During a discussion with Sen. Sherrod Brown (D-OH0, Lew suggested the fee as a possible remedy for banks that are too-big-to-fail:
BROWN: Don’t you think it’s unfair for these banks, $2 trillion banks in at least a couple of cases, these megabanks to receive government subsidized funding advantages that community banks in West Akron or Pomeroy or Sycamore, Ohio don’t get?
LEW: Senator, the administration has proposed a financial responsibility fee that would fall on those large banks, which is something that we think is the right way to assess responsibility for past burdens put on taxpayers. In terms of the access to different borrowing windows, I’d be happy to follow up with you on the differences between access and community banks and large money center banks. But in general, our view is that we have to distinguish between the large banks that create risk to the system and smaller institutions that are less likely to. And we’ve tried to put less burdens on the smaller banks.
The administration has framed this fee from the beginning as only useful in order to recoup losses from the financial crisis. But it would be extremely useful as a permanent fee on the biggest banks for two reasons: it would mitigate some of the advantages enjoyed by the biggest firms and would raise needed revenue from a sector of the economy that can afford it.
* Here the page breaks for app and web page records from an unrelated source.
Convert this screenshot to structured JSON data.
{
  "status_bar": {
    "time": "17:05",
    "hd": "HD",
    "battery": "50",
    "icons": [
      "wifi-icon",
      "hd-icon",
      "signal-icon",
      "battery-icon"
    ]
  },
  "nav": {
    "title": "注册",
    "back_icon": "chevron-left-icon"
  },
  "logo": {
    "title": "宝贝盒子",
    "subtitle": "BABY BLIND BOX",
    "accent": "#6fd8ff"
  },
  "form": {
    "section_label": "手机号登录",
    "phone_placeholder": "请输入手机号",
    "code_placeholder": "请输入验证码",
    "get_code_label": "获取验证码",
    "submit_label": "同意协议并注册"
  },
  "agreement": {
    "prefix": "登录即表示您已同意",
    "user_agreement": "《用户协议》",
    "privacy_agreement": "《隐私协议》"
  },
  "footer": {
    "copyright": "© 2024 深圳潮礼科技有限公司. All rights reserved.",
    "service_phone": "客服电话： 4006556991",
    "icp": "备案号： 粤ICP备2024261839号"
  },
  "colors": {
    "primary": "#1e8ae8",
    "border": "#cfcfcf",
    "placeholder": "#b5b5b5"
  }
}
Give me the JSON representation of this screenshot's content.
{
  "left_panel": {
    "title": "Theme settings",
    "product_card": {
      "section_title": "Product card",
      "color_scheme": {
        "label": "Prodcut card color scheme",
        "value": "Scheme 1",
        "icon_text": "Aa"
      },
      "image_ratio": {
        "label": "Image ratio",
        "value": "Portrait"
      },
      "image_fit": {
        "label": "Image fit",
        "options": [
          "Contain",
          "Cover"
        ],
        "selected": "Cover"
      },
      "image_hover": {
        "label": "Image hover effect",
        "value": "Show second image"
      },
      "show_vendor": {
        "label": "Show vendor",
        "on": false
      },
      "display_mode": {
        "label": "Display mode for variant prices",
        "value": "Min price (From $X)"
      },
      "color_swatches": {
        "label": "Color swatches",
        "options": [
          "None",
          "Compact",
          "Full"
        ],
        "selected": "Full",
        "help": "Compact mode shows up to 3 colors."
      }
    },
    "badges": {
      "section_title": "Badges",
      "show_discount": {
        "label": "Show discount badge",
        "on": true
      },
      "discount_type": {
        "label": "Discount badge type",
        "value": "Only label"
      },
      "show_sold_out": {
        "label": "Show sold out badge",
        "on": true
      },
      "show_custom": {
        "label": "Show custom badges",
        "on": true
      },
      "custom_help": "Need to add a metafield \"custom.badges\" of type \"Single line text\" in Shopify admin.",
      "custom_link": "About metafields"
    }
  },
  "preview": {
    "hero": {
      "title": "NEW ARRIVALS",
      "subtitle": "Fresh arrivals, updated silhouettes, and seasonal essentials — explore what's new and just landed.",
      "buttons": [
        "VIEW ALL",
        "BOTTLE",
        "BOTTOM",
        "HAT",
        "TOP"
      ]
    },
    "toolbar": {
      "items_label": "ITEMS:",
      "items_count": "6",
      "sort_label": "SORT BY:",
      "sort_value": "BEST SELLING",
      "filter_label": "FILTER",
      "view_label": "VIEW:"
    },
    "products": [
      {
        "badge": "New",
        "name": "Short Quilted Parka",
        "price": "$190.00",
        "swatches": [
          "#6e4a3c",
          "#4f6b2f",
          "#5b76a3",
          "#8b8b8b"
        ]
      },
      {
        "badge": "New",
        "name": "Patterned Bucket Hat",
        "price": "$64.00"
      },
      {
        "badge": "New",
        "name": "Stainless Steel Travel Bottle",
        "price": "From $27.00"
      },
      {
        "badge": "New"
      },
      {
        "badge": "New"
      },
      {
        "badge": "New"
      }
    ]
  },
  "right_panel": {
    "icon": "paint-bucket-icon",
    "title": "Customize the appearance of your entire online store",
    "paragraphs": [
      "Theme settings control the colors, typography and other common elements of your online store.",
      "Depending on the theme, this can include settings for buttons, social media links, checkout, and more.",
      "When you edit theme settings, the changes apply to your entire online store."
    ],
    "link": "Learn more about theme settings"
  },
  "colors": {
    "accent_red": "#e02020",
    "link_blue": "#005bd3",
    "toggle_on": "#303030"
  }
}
As Minneapolis Federal Reserve President Narayana Kocherlakota noted, a bank tax has the benefit requiring huge banks to internalize some of the cost of their extreme growth and risky activities. “Financial institutions fail to internalize all the risks that their investment decisions impose on society. Economists would say that bailouts thereby create a risk ‘externality.’ There is nearly a century of economic thought about how to deal with externalities of various sorts — and the usual answer is through taxation,” he said. “Taxes are a good response because they create incentives for firms to internalize the costs that would otherwise be external.”